Repair of Wood Siding
If there is any siding material that I will choose over and over, it will be the wood siding because the material does not only provide a high aesthetic value to your exteriors, but it also has low thermal conductivity.
However, this does not imply that wood is indestructible because it is not. Wood is also prone to decomposition, just like any other building product. The exterior paint can always protect the wood but not forever because even a simple hairline crack will allow in water which will ultimately cause rotting or mold. Significant physical impact on the wood can also crack it.

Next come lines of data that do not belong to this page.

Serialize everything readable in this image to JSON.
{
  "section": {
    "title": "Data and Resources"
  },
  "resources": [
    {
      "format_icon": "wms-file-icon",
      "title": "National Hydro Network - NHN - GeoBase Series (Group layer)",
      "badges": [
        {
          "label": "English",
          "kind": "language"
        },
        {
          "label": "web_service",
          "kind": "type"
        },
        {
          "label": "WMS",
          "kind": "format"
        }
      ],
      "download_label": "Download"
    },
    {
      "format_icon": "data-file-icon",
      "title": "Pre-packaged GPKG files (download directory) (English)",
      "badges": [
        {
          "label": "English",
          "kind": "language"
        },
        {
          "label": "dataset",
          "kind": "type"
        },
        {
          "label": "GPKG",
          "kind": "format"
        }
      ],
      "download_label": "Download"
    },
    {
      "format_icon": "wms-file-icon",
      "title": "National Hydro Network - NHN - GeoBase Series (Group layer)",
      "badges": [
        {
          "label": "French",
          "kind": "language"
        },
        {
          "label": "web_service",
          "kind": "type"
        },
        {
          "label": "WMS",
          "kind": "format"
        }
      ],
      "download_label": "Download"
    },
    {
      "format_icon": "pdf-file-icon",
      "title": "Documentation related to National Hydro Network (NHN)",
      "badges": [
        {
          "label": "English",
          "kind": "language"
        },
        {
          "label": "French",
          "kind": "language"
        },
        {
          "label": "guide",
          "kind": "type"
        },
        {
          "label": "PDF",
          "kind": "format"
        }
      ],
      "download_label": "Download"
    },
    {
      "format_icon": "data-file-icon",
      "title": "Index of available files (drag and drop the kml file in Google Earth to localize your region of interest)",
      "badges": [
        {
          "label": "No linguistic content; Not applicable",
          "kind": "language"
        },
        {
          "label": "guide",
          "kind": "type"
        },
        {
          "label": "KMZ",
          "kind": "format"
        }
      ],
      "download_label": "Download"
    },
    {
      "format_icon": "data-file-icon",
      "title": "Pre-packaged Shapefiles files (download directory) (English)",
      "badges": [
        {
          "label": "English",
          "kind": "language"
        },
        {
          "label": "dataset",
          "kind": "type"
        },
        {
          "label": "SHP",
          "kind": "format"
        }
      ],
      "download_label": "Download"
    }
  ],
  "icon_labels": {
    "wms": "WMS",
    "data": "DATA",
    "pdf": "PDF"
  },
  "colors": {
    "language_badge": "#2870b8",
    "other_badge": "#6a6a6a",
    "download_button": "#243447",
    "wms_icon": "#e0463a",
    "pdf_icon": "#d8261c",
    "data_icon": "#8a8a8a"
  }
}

When compared to vinyl siding, wood siding can be difficult to repair, and most homeowners fear to engage in the task. Also, sometimes when you start servicing one area, you might end up damaging other areas, hence taking more time doing it. Ask us any questions about Ideal Siding you may have or get a free quote.
But, this is not an implication that wood siding is impossible or extremely hard because when you use the right materials, products, and approach, you will not end up causing more damage. Before we discuss the steps, let us look at the materials and tools required for the process.
- Utility knife
- Replacement blades
- Electric miter saw
- Pry bar
- Carpenter’s pencil
- Speed square
- Tape measure
- Dust mask
- Safety lasses
- Multi-tool with a wood blade
- Stainless steel siding nails of 1 3/4 –inch long
- Replacement wood or siding board
Removing and replacing the damaged part
1. Mark the damaged area
Put the speed square at the bottom of the repair area, about one foot away. Make a vertical line using the carpenter’s pencil and repeat the same process for both sides of the damaged area.
Instead of this step, some people prefer removing the entire length of the damaged siding board. This is, however, not necessary since the above method also works great.
2. Cut-away the caulk and paint from the siding
Use the utility knife to cut away the paint and caulk that held the damaged part to its neighboring parts. You will need to go along the whole lengths of the damaged part so you can be able to break the connection entirely. This process can be demanding, and you will need to have multiple cuts. You will also need to change the blades frequently for faster and better results.
3. Vertical cuts
This process is slightly complicated, and you will need to have your safety glasses and mask on. The multi-tool mentioned above will be used here, and if you do not have it, then you should consider having one because you will not only use it on this task but also on many other home repairs; an electric one works best.
Now, after wearing your mask and sunglasses, set the wood blade onto the electric multi-tool, turn it on then start following through the vertical lines you had made, as you cut through. Take care not to go beyond the board since that will lead to further damage.
4. Removing the nails
Slide in the pry bar in the edge between the damaged board and the neighbor. Rock it up and down. After doing this, the nails will be protruding enough to be pulled out using a claw. You can remove the damaged cutout.
5. Prepare new siding
Use your electric miter saw to cut the new section of the siding. To get the right size, place the damaged cutout on the new one, and mark it. As you cut the new board, you will need to follow through the marks.
6. Driving in the nails
Keenly, slide in the board from underneath the top board and ensure it fits flat against the side. There will be holes used initially still on the sides, and you need to nail in nails through them. Take care not to nail in it too tightly. After using the existing holes, you can now drive in nails in other areas and lastly along the edges of the replacement portal, making sure not to miss the adjacent board at the bottom.
7. Caulk, paint, and finish
Apply caulk on all the vertical and horizontal seams then press it in. You can then apply primer and paint two layers of paint on it.